Something you’ve cooked reasonably well time and again just doesn’t turn out right sometimes.

Some fiascos are no surprise to me: rolling pooris, frying them — both efforts are bound to fail. I cannot get them round and of an even thickness and when I occasionally do, I can’t fry them to puff up satisfyingly into weightless golden air-balls. They’re flat, blistered and leaden with oil. But this doesn’t bother me — I expect no better. I’ve watched other experts make them, had other experts watch me make them, and there seems to be no solution. Fortunately I’ve only ever tried making them for family so no one is disappointed and I’m not embarrassed.

But there is food I’ve cooked reasonably well time and again, and one fine day it just doesn’t turn out right. Once my father was visiting town and arrived in time for an afternoon nap. I came home and made tea, smug that I had made chocolate cupcakes the previous day. They were a bit small, but at least they were there because he loves something sweet with his tea. For years my mother had baked twice a week to have large boxes — first brass, then plastic — always full of cookies and cake. This was a recipe I’d watched her make and then gone on to do it myself when I had an oven of my own. So I poured his tea, milk-in-first, and he stirred the sugar, took a sip and a bite of cake. Silence. No comment, compliment, sigh of satisfaction. He ate the entire cupcake, washing each bite down with a mouthful of tea. I asked how it was and he said politely, “Hmm, fine.” By then the children had appeared and started eating and I picked up one so that we all had our first bite at the same time. It was small, dark, dense, slightly salty and very bitter. There was no sugar at all. Never have I eaten anything so vile nor felt so foolish. We taxed him with being phoney so he grinned and said, “Yes, it could have done with some sugar, but it’s ok I’d sweetened my tea.” The cake had decent ingredients: fine cocoa, good butter, finely sifted flour and all the rest, but it tasted and felt wrong not only because it lacked sweetness but because sugar would have given it lightness as well. I realised then that sugar when it’s whipped gains air and traps it, which is probably why we used to beat sugar and coffee powder with a drop of water to make fake “espresso” back in college. The original recipe is faultless: it’s no one’s fault but my own if I omit crucial ingredients. Had I skipped the vanilla, merely the flavour would have been different; at least the cake would have felt and tasted like one.

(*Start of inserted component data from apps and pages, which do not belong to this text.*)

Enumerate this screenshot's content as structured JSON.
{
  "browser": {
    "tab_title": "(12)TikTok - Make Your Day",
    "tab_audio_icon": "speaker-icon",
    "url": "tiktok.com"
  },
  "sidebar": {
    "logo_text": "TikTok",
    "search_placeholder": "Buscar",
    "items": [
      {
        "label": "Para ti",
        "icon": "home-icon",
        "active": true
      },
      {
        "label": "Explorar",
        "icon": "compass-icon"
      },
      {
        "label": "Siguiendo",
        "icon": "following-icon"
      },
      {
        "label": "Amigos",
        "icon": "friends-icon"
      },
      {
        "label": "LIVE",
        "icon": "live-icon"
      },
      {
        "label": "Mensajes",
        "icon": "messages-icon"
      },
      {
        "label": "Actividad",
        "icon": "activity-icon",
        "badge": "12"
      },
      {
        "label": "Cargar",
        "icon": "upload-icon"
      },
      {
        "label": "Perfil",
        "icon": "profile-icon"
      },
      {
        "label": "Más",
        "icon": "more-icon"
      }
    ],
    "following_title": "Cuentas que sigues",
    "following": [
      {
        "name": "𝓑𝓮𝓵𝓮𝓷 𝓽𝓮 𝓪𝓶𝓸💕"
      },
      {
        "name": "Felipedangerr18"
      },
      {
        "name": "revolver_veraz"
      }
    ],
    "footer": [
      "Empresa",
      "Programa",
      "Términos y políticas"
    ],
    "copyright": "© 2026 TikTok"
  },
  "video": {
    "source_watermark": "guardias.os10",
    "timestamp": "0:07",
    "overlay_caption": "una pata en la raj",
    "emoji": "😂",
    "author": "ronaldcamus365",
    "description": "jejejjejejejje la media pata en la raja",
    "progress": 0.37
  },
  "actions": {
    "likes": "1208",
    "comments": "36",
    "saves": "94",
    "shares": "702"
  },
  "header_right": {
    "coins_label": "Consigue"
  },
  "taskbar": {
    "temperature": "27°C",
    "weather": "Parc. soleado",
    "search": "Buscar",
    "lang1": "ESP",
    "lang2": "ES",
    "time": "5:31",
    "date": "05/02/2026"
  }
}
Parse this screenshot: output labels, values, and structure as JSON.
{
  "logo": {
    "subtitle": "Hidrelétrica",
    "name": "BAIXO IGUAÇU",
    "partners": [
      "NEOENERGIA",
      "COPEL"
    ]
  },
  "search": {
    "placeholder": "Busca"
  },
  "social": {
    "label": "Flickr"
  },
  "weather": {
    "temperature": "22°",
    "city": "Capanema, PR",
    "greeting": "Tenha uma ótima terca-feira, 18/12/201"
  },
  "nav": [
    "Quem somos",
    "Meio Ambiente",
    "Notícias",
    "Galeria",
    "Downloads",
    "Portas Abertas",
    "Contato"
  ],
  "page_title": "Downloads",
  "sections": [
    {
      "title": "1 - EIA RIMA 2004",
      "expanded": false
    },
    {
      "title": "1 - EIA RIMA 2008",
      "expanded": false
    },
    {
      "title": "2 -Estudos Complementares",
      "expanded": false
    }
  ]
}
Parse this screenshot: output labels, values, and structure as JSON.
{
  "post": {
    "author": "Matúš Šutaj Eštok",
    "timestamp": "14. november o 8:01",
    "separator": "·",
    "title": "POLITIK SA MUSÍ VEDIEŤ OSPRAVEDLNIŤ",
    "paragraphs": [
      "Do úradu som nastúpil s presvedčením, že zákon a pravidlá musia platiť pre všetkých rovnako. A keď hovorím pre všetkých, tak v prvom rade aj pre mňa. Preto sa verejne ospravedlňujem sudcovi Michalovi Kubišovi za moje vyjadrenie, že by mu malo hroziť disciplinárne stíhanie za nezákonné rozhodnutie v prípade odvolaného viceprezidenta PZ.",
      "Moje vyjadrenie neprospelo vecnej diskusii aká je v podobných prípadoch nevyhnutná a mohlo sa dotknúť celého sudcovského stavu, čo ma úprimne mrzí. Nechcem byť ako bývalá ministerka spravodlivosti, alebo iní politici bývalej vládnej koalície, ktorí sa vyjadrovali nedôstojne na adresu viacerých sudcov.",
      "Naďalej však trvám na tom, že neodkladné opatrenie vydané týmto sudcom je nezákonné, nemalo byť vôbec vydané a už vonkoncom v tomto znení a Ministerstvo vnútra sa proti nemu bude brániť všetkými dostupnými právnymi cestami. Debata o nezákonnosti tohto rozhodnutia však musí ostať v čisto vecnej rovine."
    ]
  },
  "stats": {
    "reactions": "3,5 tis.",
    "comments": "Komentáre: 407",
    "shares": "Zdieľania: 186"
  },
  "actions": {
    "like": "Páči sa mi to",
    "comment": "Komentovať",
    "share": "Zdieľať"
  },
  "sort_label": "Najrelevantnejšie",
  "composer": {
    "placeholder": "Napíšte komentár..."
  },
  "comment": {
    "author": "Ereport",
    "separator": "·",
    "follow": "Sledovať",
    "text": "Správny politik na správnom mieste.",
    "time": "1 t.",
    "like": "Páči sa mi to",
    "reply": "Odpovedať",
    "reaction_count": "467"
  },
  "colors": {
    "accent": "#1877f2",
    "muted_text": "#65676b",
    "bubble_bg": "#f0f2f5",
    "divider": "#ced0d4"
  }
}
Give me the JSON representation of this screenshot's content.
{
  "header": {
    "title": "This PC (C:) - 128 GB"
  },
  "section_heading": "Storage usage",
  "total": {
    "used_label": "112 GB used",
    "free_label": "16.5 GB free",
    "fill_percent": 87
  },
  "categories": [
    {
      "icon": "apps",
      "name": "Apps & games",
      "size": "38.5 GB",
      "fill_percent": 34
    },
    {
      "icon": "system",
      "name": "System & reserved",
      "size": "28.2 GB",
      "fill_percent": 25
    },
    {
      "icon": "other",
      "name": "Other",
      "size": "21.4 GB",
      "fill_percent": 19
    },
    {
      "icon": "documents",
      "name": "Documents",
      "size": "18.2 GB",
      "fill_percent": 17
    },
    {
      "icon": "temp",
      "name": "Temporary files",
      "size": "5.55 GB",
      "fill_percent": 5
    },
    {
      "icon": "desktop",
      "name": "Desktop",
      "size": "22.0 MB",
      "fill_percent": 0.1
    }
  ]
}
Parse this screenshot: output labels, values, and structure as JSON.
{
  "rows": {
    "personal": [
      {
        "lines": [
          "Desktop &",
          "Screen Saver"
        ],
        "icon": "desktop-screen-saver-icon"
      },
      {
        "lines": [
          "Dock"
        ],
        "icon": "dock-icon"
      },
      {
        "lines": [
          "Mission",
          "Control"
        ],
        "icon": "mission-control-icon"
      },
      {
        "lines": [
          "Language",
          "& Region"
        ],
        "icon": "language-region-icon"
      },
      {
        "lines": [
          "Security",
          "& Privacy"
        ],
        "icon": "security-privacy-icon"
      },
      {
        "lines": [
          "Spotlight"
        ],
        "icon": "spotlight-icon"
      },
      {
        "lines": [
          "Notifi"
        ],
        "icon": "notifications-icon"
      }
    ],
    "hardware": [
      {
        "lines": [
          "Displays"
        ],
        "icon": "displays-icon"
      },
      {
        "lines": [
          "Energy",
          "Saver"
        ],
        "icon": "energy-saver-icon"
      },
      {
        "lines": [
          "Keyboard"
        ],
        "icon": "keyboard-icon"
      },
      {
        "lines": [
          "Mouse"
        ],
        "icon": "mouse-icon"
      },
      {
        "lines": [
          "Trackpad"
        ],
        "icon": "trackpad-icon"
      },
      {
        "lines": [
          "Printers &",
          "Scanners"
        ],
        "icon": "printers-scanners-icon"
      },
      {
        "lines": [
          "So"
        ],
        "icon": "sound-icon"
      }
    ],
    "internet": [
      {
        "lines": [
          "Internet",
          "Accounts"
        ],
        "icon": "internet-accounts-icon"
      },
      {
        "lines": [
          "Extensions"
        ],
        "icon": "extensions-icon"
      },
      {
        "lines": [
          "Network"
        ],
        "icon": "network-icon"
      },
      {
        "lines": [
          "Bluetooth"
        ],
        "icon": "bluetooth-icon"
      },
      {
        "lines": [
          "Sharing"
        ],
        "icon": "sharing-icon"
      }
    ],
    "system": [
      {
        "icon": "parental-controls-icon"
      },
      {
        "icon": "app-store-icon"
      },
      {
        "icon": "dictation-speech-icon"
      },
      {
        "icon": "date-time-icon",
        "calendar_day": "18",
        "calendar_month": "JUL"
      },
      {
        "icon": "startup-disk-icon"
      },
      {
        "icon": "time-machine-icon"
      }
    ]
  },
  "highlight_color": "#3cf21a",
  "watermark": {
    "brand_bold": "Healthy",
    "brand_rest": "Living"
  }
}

vasundharachauhan9@gmail.com

CHOCOLATE CUPCAKES

Makes 16 (21/2-inch) cupcakes or 12 (3-inch) cupcakes

1 cup sifted all-purpose flour

1/4 cup sifted unsweetened cocoa

3/4 cup sugar

3/4 tsp baking soda

1 tsp salt

1/3 cup butter

1/2 cup buttermilk or sour milk*

1 tsp vanilla extract

1 egg

Preheat oven to 190 C (375 F). Grease and flour bottoms of 16 (21/2-inch) cupcake cups or 12 (3-inch) cupcake cups; or place paper liners in cupcake cups. In large bowl, sift flour with cocoa, sugar, soda and salt. Add butter, buttermilk and vanilla. Using portable electric mixer at low speed, beat 30 seconds, scraping side of bowl with rubber scraper. At medium speed, beat two minutes. Add egg: continue beating one minute longer. Spoon batter evenly into prepared cupcake cups, filling about half full. Bake about 20 minutes, or until surface springs back when gently pressed with fingertip. Remove to wire rack and cool thoroughly. Frost if desired.

To sour milk: Place 11/2 tsp vinegar or lemon juice in measuring cup. Add milk to measure 1/2 cup. Let stand a few minutes before using.

VANILLA BUTTER-CREAM FROSTING

1/3 cup soft butter

31/2 cups sifted confectioners’ sugar

3 to 4 tbsp light cream

11/2 tsp vanilla extract

In medium bowl, with portable electric mixer at medium speed (or wooden spoon), beat butter with sugar, 3 tbsp cream and vanilla till smooth and fluffy. If frosting seems too thick to spread, gradually beat in a little more cream.